The Supreme Court has also entered into the Olympic spirit, with the opening of a summer exhibition at the Supreme Court, ‘Playing by the Rules – Sport and the Law’. According to the press release:

How did football transfer deals become such big business, when can you sue a cricket club for letting balls damage your house, and why is Oscar Pistorius being allowed to compete in this year’s Olympic Games – all these legal questions are many more are explored in a major new exhibition which opened to the public today at the UK’s highest court.

The exhibition offers an introduction to how the legal profession has helped support the development and financing of sport over the years, looking at issues such as ethics, anti-doping, commercialisation, branding and the role of the Court of Arbitration for Sport.”

The thirty panels and accompanying materials include:

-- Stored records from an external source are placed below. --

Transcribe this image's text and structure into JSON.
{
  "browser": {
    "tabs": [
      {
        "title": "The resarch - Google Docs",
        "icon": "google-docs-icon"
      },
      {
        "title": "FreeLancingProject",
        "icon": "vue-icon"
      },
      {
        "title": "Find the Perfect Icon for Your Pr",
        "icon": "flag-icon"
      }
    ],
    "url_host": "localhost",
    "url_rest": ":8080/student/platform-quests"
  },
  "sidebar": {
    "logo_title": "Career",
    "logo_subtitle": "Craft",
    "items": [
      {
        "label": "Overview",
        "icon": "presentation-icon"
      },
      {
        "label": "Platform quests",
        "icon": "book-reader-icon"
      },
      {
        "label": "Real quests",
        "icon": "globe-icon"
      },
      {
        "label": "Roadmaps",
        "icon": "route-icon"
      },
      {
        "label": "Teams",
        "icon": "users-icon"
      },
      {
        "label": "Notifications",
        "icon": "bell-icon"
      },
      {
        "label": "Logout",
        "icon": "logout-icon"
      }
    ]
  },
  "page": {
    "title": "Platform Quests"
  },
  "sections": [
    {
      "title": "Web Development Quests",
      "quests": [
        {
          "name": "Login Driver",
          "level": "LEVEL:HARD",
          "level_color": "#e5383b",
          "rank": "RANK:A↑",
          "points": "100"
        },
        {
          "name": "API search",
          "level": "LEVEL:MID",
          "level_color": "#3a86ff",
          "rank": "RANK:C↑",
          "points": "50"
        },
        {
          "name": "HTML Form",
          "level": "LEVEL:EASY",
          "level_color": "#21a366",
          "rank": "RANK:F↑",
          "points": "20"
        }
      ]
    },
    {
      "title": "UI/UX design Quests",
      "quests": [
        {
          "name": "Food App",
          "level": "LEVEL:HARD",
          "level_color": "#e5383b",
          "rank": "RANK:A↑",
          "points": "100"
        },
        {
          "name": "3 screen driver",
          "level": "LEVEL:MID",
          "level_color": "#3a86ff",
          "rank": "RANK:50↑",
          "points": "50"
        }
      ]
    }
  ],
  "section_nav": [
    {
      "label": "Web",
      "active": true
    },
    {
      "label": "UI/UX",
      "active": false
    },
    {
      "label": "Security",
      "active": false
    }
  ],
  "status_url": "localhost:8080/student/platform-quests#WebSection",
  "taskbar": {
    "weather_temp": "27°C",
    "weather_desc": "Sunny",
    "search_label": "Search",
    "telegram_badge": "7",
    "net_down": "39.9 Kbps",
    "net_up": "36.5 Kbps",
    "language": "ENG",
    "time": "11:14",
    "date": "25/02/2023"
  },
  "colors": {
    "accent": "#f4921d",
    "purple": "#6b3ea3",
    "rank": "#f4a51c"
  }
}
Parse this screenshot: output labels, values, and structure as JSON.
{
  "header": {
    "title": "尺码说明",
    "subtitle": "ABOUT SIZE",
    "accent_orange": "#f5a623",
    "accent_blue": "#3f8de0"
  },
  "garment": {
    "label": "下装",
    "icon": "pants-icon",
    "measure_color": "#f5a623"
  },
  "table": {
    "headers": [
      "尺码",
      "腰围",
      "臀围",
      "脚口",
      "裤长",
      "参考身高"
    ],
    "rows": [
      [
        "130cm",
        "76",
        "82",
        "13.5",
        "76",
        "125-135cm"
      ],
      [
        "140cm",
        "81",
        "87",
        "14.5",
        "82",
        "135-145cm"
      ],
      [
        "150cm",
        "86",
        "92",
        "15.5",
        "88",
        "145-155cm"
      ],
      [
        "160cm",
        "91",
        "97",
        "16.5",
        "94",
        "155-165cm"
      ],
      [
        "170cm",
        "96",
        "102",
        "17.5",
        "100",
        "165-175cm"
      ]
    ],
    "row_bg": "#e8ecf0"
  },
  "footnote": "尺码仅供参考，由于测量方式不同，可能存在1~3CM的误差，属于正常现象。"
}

  • The story of how the Olympic movement tentatively moved from strict rules on amateurism to today’s professional arena;
  • Brief profiles of past and present ‘Team GB’ members who have also practised in law, including ski jumper Eddie ‘the Eagle’ Edwards, Sir Menzies Campbell and rower Tom Solesbury;
  • How UK court and tribunal cases involving footballers, horse trainers and boxers helped clarify the rights of sportspeople;
  • An introduction to the role of the Court of Arbitration for Sport, and some of the most significant cases it has heard;
  • Exhibits from the 1908 and 1948 London Games, including medals and programmes (kindly loaned by ASA/British Swimming).

A quiz and creative activities based on the topic of fair play in sport are also available for younger visitors.”

We are hoping that the quiz is not exclusively for younger visitors as the UKSC blog editors will be visiting the exhibition next week, and are rather keen to try out the ‘creative activities’.

The exhibition is now open to the public from 9.30am – 4.30pm on weekdays until the end of September. Admission is free.